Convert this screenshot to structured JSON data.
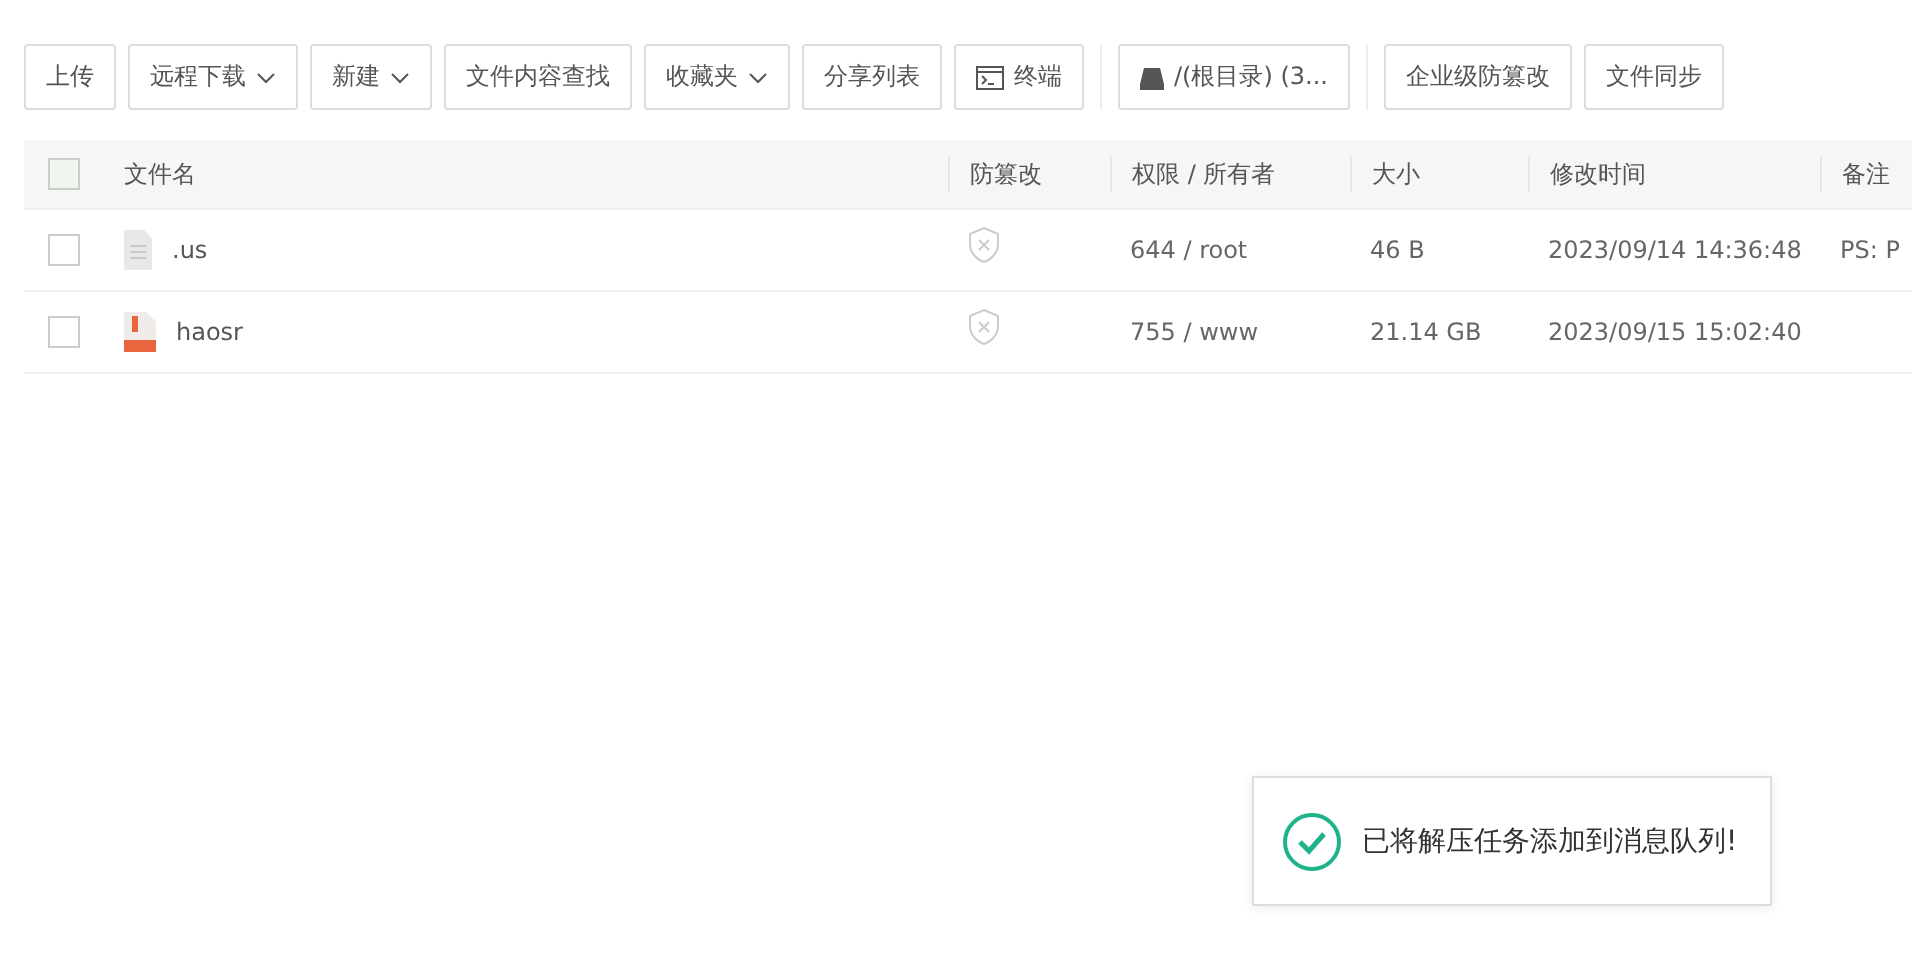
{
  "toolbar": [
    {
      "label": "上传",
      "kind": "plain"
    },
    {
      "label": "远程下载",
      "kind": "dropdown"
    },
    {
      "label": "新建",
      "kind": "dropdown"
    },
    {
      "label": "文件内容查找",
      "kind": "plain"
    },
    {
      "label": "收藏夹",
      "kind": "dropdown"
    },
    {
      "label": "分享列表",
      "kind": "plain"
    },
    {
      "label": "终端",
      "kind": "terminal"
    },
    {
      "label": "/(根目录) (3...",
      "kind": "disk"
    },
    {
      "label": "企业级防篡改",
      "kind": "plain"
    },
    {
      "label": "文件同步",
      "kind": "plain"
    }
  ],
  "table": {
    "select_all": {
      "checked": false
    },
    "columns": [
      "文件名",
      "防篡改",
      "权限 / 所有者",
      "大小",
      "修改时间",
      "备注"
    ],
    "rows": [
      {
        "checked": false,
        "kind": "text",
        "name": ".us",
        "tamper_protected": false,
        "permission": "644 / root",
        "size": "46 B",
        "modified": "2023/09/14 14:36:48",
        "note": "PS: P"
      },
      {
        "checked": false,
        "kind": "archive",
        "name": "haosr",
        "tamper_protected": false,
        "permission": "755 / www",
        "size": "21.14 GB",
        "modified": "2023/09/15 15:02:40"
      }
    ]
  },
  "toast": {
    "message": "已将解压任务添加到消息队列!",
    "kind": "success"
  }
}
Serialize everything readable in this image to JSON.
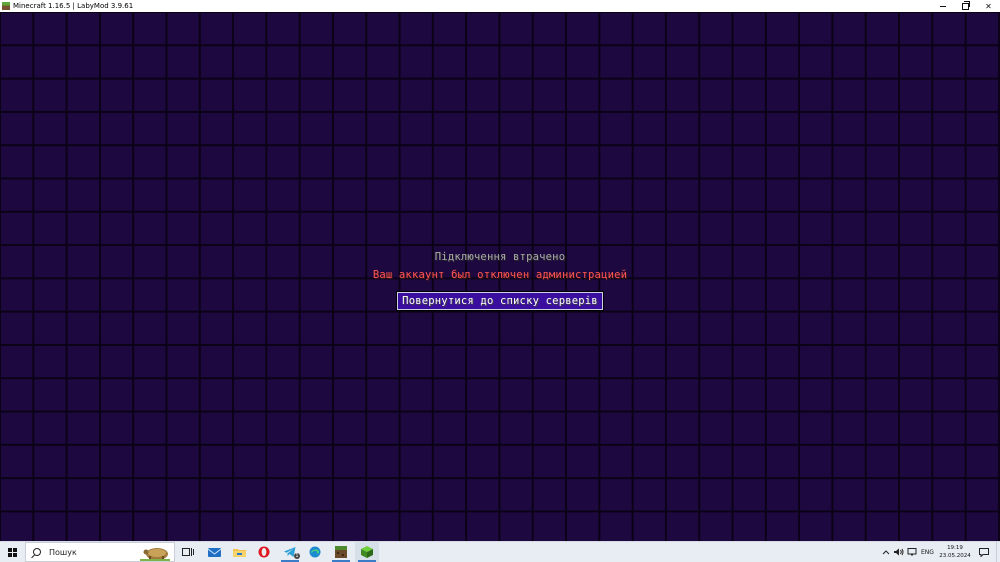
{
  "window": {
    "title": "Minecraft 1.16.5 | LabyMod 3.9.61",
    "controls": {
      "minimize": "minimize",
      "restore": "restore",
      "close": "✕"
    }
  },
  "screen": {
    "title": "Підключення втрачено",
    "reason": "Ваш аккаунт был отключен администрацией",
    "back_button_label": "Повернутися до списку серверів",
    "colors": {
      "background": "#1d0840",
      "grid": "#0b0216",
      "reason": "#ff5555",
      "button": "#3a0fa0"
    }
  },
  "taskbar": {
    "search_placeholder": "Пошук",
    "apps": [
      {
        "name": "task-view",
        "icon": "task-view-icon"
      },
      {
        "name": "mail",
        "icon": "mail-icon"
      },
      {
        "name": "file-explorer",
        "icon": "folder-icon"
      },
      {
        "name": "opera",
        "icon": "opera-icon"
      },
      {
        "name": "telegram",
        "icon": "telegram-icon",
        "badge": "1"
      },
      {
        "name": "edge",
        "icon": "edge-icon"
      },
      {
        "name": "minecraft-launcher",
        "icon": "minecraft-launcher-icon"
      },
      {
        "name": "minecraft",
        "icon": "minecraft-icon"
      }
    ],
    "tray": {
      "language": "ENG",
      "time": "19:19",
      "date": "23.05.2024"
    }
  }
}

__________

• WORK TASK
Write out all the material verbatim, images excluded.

• WRITTEN ANSWER
Convert this screenshot to structured JSON data.
{
  "toolbar": [
    {
      "label": "上传",
      "kind": "plain"
    },
    {
      "label": "远程下载",
      "kind": "dropdown"
    },
    {
      "label": "新建",
      "kind": "dropdown"
    },
    {
      "label": "文件内容查找",
      "kind": "plain"
    },
    {
      "label": "收藏夹",
      "kind": "dropdown"
    },
    {
      "label": "分享列表",
      "kind": "plain"
    },
    {
      "label": "终端",
      "kind": "terminal"
    },
    {
      "label": "/(根目录) (3...",
      "kind": "disk"
    },
    {
      "label": "企业级防篡改",
      "kind": "plain"
    },
    {
      "label": "文件同步",
      "kind": "plain"
    }
  ],
  "table": {
    "select_all": {
      "checked": false
    },
    "columns": [
      "文件名",
      "防篡改",
      "权限 / 所有者",
      "大小",
      "修改时间",
      "备注"
    ],
    "rows": [
      {
        "checked": false,
        "kind": "text",
        "name": ".us",
        "tamper_protected": false,
        "permission": "644 / root",
        "size": "46 B",
        "modified": "2023/09/14 14:36:48",
        "note": "PS: P"
      },
      {
        "checked": false,
        "kind": "archive",
        "name": "haosr",
        "tamper_protected": false,
        "permission": "755 / www",
        "size": "21.14 GB",
        "modified": "2023/09/15 15:02:40"
      }
    ]
  },
  "toast": {
    "message": "已将解压任务添加到消息队列!",
    "kind": "success"
  }
}
Serialize everything readable in this image to JSON.
{
  "window": {
    "title": "Minecraft 1.16.5 | LabyMod 3.9.61",
    "controls": {
      "minimize": "minimize",
      "restore": "restore",
      "close": "✕"
    }
  },
  "screen": {
    "title": "Підключення втрачено",
    "reason": "Ваш аккаунт был отключен администрацией",
    "back_button_label": "Повернутися до списку серверів",
    "colors": {
      "background": "#1d0840",
      "grid": "#0b0216",
      "reason": "#ff5555",
      "button": "#3a0fa0"
    }
  },
  "taskbar": {
    "search_placeholder": "Пошук",
    "apps": [
      {
        "name": "task-view",
        "icon": "task-view-icon"
      },
      {
        "name": "mail",
        "icon": "mail-icon"
      },
      {
        "name": "file-explorer",
        "icon": "folder-icon"
      },
      {
        "name": "opera",
        "icon": "opera-icon"
      },
      {
        "name": "telegram",
        "icon": "telegram-icon",
        "badge": "1"
      },
      {
        "name": "edge",
        "icon": "edge-icon"
      },
      {
        "name": "minecraft-launcher",
        "icon": "minecraft-launcher-icon"
      },
      {
        "name": "minecraft",
        "icon": "minecraft-icon"
      }
    ],
    "tray": {
      "language": "ENG",
      "time": "19:19",
      "date": "23.05.2024"
    }
  }
}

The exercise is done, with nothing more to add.